» **STORED DATA**
-.-.-
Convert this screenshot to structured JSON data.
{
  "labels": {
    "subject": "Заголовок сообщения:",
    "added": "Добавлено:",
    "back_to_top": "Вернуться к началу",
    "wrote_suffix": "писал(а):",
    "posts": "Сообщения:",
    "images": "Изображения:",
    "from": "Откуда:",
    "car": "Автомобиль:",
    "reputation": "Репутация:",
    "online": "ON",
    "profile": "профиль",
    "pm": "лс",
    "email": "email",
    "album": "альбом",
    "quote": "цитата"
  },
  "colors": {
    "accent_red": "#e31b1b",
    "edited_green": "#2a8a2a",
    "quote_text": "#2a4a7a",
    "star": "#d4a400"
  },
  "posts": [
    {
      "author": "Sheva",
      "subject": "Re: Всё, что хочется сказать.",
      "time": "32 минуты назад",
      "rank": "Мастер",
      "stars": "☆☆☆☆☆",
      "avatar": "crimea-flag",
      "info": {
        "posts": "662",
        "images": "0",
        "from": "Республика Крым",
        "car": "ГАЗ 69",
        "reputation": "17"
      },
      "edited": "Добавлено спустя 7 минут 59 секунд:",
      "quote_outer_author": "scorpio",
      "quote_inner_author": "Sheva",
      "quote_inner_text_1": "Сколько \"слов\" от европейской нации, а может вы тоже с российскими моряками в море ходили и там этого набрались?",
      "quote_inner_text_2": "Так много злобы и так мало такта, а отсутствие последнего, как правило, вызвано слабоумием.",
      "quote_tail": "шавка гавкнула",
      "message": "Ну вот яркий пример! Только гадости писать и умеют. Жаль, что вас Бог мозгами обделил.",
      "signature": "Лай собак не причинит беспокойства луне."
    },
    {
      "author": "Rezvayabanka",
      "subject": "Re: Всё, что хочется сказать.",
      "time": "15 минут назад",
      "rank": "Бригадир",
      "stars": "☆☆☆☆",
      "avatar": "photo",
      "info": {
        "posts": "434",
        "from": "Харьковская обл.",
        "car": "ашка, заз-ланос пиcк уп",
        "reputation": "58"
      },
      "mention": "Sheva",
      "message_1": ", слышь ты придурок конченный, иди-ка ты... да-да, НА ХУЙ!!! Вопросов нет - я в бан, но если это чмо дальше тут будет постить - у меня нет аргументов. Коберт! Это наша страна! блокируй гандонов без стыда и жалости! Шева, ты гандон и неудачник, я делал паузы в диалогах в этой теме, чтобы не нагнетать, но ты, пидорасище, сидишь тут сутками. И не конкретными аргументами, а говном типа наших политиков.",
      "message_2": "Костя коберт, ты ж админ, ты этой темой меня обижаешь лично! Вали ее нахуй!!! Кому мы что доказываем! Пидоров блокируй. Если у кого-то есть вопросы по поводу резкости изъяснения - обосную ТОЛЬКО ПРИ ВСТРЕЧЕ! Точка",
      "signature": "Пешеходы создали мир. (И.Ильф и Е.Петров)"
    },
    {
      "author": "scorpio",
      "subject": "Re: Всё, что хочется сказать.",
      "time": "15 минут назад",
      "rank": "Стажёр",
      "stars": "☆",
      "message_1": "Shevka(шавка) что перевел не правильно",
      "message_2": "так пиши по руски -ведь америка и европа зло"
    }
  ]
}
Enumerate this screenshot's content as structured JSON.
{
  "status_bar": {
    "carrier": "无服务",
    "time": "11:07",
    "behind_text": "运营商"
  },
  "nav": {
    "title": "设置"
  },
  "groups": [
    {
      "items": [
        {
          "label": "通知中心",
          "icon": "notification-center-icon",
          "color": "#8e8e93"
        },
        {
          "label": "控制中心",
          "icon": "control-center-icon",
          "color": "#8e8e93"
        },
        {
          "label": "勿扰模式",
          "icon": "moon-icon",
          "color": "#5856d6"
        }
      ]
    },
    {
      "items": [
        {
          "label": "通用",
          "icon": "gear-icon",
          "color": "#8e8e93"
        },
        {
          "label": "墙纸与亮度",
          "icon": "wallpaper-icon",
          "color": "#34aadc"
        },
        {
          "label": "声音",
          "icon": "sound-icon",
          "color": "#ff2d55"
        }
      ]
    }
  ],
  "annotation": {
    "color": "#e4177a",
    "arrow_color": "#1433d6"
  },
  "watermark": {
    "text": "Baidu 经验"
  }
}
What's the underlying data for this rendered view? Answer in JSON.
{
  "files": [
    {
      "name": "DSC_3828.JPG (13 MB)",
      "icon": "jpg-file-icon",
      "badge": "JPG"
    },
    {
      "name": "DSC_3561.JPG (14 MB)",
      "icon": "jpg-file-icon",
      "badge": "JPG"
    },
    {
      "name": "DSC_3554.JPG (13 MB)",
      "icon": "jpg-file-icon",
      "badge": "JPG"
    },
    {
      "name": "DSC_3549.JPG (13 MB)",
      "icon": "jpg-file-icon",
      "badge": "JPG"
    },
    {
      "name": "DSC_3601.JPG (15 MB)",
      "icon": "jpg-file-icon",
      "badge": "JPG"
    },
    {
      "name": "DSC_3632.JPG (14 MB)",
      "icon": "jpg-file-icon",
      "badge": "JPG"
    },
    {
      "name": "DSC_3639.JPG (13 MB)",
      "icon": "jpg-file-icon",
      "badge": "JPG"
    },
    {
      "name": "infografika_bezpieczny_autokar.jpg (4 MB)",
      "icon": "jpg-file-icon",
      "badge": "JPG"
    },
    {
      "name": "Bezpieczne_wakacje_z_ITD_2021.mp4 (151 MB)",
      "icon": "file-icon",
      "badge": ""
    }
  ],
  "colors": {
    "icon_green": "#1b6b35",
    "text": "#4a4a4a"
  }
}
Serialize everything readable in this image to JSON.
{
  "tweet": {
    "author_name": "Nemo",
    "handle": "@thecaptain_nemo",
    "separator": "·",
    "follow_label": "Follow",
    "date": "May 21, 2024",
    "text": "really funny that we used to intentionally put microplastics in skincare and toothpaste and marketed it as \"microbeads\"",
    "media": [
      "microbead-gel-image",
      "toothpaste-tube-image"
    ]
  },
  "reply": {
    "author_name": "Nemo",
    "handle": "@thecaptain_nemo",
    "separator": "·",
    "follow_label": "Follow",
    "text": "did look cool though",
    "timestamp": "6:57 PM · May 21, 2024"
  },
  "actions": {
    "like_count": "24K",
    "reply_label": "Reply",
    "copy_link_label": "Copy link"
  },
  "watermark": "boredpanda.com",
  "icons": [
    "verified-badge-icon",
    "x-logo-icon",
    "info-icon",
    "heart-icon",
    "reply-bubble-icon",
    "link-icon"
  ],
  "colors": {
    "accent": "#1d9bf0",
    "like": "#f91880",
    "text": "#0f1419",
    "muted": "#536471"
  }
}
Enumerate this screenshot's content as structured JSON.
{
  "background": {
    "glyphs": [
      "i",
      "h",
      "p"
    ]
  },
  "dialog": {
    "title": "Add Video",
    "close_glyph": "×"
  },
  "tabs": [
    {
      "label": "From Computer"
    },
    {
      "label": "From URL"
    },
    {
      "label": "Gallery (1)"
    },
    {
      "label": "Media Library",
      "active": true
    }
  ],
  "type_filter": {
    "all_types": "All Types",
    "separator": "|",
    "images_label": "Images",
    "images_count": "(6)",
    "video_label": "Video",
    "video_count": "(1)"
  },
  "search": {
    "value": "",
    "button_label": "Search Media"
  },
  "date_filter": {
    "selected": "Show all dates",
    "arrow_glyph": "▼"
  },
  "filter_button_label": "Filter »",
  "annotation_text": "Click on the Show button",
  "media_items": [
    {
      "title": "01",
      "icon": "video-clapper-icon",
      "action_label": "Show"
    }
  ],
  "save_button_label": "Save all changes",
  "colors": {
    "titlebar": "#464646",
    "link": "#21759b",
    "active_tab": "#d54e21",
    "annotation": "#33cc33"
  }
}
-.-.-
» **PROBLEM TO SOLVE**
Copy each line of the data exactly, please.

» **RESULT FOR THIS EXERCISE**
Convert this screenshot to structured JSON data.
{
  "labels": {
    "subject": "Заголовок сообщения:",
    "added": "Добавлено:",
    "back_to_top": "Вернуться к началу",
    "wrote_suffix": "писал(а):",
    "posts": "Сообщения:",
    "images": "Изображения:",
    "from": "Откуда:",
    "car": "Автомобиль:",
    "reputation": "Репутация:",
    "online": "ON",
    "profile": "профиль",
    "pm": "лс",
    "email": "email",
    "album": "альбом",
    "quote": "цитата"
  },
  "colors": {
    "accent_red": "#e31b1b",
    "edited_green": "#2a8a2a",
    "quote_text": "#2a4a7a",
    "star": "#d4a400"
  },
  "posts": [
    {
      "author": "Sheva",
      "subject": "Re: Всё, что хочется сказать.",
      "time": "32 минуты назад",
      "rank": "Мастер",
      "stars": "☆☆☆☆☆",
      "avatar": "crimea-flag",
      "info": {
        "posts": "662",
        "images": "0",
        "from": "Республика Крым",
        "car": "ГАЗ 69",
        "reputation": "17"
      },
      "edited": "Добавлено спустя 7 минут 59 секунд:",
      "quote_outer_author": "scorpio",
      "quote_inner_author": "Sheva",
      "quote_inner_text_1": "Сколько \"слов\" от европейской нации, а может вы тоже с российскими моряками в море ходили и там этого набрались?",
      "quote_inner_text_2": "Так много злобы и так мало такта, а отсутствие последнего, как правило, вызвано слабоумием.",
      "quote_tail": "шавка гавкнула",
      "message": "Ну вот яркий пример! Только гадости писать и умеют. Жаль, что вас Бог мозгами обделил.",
      "signature": "Лай собак не причинит беспокойства луне."
    },
    {
      "author": "Rezvayabanka",
      "subject": "Re: Всё, что хочется сказать.",
      "time": "15 минут назад",
      "rank": "Бригадир",
      "stars": "☆☆☆☆",
      "avatar": "photo",
      "info": {
        "posts": "434",
        "from": "Харьковская обл.",
        "car": "ашка, заз-ланос пиcк уп",
        "reputation": "58"
      },
      "mention": "Sheva",
      "message_1": ", слышь ты придурок конченный, иди-ка ты... да-да, НА ХУЙ!!! Вопросов нет - я в бан, но если это чмо дальше тут будет постить - у меня нет аргументов. Коберт! Это наша страна! блокируй гандонов без стыда и жалости! Шева, ты гандон и неудачник, я делал паузы в диалогах в этой теме, чтобы не нагнетать, но ты, пидорасище, сидишь тут сутками. И не конкретными аргументами, а говном типа наших политиков.",
      "message_2": "Костя коберт, ты ж админ, ты этой темой меня обижаешь лично! Вали ее нахуй!!! Кому мы что доказываем! Пидоров блокируй. Если у кого-то есть вопросы по поводу резкости изъяснения - обосную ТОЛЬКО ПРИ ВСТРЕЧЕ! Точка",
      "signature": "Пешеходы создали мир. (И.Ильф и Е.Петров)"
    },
    {
      "author": "scorpio",
      "subject": "Re: Всё, что хочется сказать.",
      "time": "15 минут назад",
      "rank": "Стажёр",
      "stars": "☆",
      "message_1": "Shevka(шавка) что перевел не правильно",
      "message_2": "так пиши по руски -ведь америка и европа зло"
    }
  ]
}
Enumerate this screenshot's content as structured JSON.
{
  "status_bar": {
    "carrier": "无服务",
    "time": "11:07",
    "behind_text": "运营商"
  },
  "nav": {
    "title": "设置"
  },
  "groups": [
    {
      "items": [
        {
          "label": "通知中心",
          "icon": "notification-center-icon",
          "color": "#8e8e93"
        },
        {
          "label": "控制中心",
          "icon": "control-center-icon",
          "color": "#8e8e93"
        },
        {
          "label": "勿扰模式",
          "icon": "moon-icon",
          "color": "#5856d6"
        }
      ]
    },
    {
      "items": [
        {
          "label": "通用",
          "icon": "gear-icon",
          "color": "#8e8e93"
        },
        {
          "label": "墙纸与亮度",
          "icon": "wallpaper-icon",
          "color": "#34aadc"
        },
        {
          "label": "声音",
          "icon": "sound-icon",
          "color": "#ff2d55"
        }
      ]
    }
  ],
  "annotation": {
    "color": "#e4177a",
    "arrow_color": "#1433d6"
  },
  "watermark": {
    "text": "Baidu 经验"
  }
}
What's the underlying data for this rendered view? Answer in JSON.
{
  "files": [
    {
      "name": "DSC_3828.JPG (13 MB)",
      "icon": "jpg-file-icon",
      "badge": "JPG"
    },
    {
      "name": "DSC_3561.JPG (14 MB)",
      "icon": "jpg-file-icon",
      "badge": "JPG"
    },
    {
      "name": "DSC_3554.JPG (13 MB)",
      "icon": "jpg-file-icon",
      "badge": "JPG"
    },
    {
      "name": "DSC_3549.JPG (13 MB)",
      "icon": "jpg-file-icon",
      "badge": "JPG"
    },
    {
      "name": "DSC_3601.JPG (15 MB)",
      "icon": "jpg-file-icon",
      "badge": "JPG"
    },
    {
      "name": "DSC_3632.JPG (14 MB)",
      "icon": "jpg-file-icon",
      "badge": "JPG"
    },
    {
      "name": "DSC_3639.JPG (13 MB)",
      "icon": "jpg-file-icon",
      "badge": "JPG"
    },
    {
      "name": "infografika_bezpieczny_autokar.jpg (4 MB)",
      "icon": "jpg-file-icon",
      "badge": "JPG"
    },
    {
      "name": "Bezpieczne_wakacje_z_ITD_2021.mp4 (151 MB)",
      "icon": "file-icon",
      "badge": ""
    }
  ],
  "colors": {
    "icon_green": "#1b6b35",
    "text": "#4a4a4a"
  }
}
Serialize everything readable in this image to JSON.
{
  "tweet": {
    "author_name": "Nemo",
    "handle": "@thecaptain_nemo",
    "separator": "·",
    "follow_label": "Follow",
    "date": "May 21, 2024",
    "text": "really funny that we used to intentionally put microplastics in skincare and toothpaste and marketed it as \"microbeads\"",
    "media": [
      "microbead-gel-image",
      "toothpaste-tube-image"
    ]
  },
  "reply": {
    "author_name": "Nemo",
    "handle": "@thecaptain_nemo",
    "separator": "·",
    "follow_label": "Follow",
    "text": "did look cool though",
    "timestamp": "6:57 PM · May 21, 2024"
  },
  "actions": {
    "like_count": "24K",
    "reply_label": "Reply",
    "copy_link_label": "Copy link"
  },
  "watermark": "boredpanda.com",
  "icons": [
    "verified-badge-icon",
    "x-logo-icon",
    "info-icon",
    "heart-icon",
    "reply-bubble-icon",
    "link-icon"
  ],
  "colors": {
    "accent": "#1d9bf0",
    "like": "#f91880",
    "text": "#0f1419",
    "muted": "#536471"
  }
}
Enumerate this screenshot's content as structured JSON.
{
  "background": {
    "glyphs": [
      "i",
      "h",
      "p"
    ]
  },
  "dialog": {
    "title": "Add Video",
    "close_glyph": "×"
  },
  "tabs": [
    {
      "label": "From Computer"
    },
    {
      "label": "From URL"
    },
    {
      "label": "Gallery (1)"
    },
    {
      "label": "Media Library",
      "active": true
    }
  ],
  "type_filter": {
    "all_types": "All Types",
    "separator": "|",
    "images_label": "Images",
    "images_count": "(6)",
    "video_label": "Video",
    "video_count": "(1)"
  },
  "search": {
    "value": "",
    "button_label": "Search Media"
  },
  "date_filter": {
    "selected": "Show all dates",
    "arrow_glyph": "▼"
  },
  "filter_button_label": "Filter »",
  "annotation_text": "Click on the Show button",
  "media_items": [
    {
      "title": "01",
      "icon": "video-clapper-icon",
      "action_label": "Show"
    }
  ],
  "save_button_label": "Save all changes",
  "colors": {
    "titlebar": "#464646",
    "link": "#21759b",
    "active_tab": "#d54e21",
    "annotation": "#33cc33"
  }
}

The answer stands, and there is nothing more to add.